Web browsers display a websites security at the top of a page. A secure site is often labelled with a green padlock or the word ‘Secure’ in the address bar. However if this is not displayed, the website is lacking an SSL certificate.
What is SSL?
SSL stands for Secure Sockets Layer. It creates an encrypted link between a web server and a web browser to ensure that all data transmitted remains private and secure. URLs that require a SSL connection start with https. instead of just http.
Why Do I Need SSL?
SSL encrypts sensitive information so only the intended recipient can understand it. Without an SSL certificate, any data (including sensitive data such as credit card numbers, usernames and passwords) can be intercepted by hackers and identity thieves.
Trust - Fraud happens.
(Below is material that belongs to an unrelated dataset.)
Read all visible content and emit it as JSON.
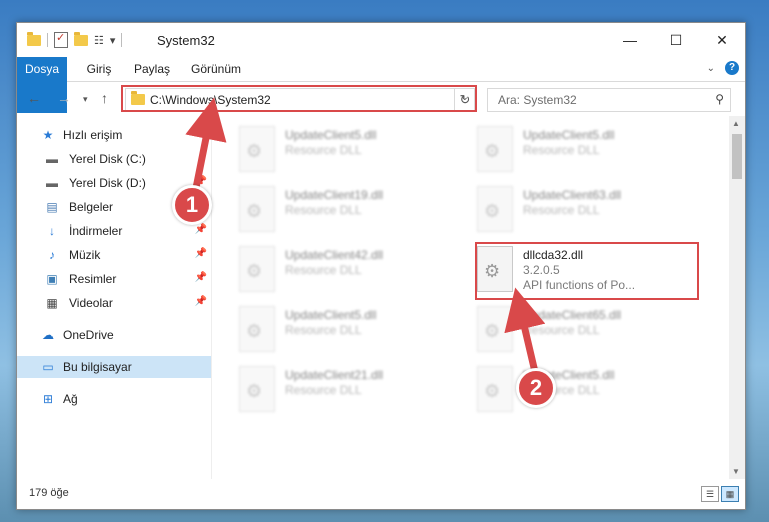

Displaying a positive green padlock reassures a user that your website is safe. Why should you trust a site, if your browser doesn’t?
Rankings - Being prominent on Google is really important. Google favours those with SSL compared to those without, boosting your search results.
Reputable - All serious websites already have SSL, it is becoming out of the ordinary to not have it. You don’t want to be the one getting left behind.
SSL required by July 2018
Google Chrome is the world's most popular web browser, accounting for 56% of the internet's share. In as little as 6 months time, upon the release of its newest version, websites that do not have SSL will be penalised. In Google’s latest security statement, they have advised businesses not to get left behind.
Beginning in July 2018 with the release of Chrome 68, Chrome will mark all HTTP sites as “not secure”
This translates to half of the internet’s users being advised not to view a website if it is not protected by SSL.
You can visit Google’s post here.
But my bookings page is protected?
If you use a calendar or accept bookings, it is likely the provider supplies a SSL certificate. Whether this is a page on your website, forwards to a new URL or opens a new tab, your customer's details will still be safe.
To clarify though, this doesn’t mean that your website is encrypted by SSL.
Google’s stance is a website is either protected or it is not. Having a single page protected is good in principle for the vulnerable data, however will soon seriously hamper traffic and in turn search rankings.
More than half of the world’s users use Google Chrome. If attempting to access an unprotected website, they will be presented with a page saying 'Your connection is not private'.
SSL and SCRUMPY
At SCRUMPY we take security seriously. That’s why every website gets a unique SSL certificate to protect its customer data. We also monitor login attempts, and employ anti-bot code to prevent junk enquiries.
Not only do we use SSL but we've spent a great deal of time ensuring it is setup to offer the maximum level of security possible to protect our customers and their visitors. In the 'Qualys SSL Labs' test we scored more secure than all our competitors.
In the 'Sopho's Security Headers' test we scored the maximum possible score, more than most UK bank websites, not that we're bragging or anything…
Feel free to contact us if you have any questions about your website security or SSL.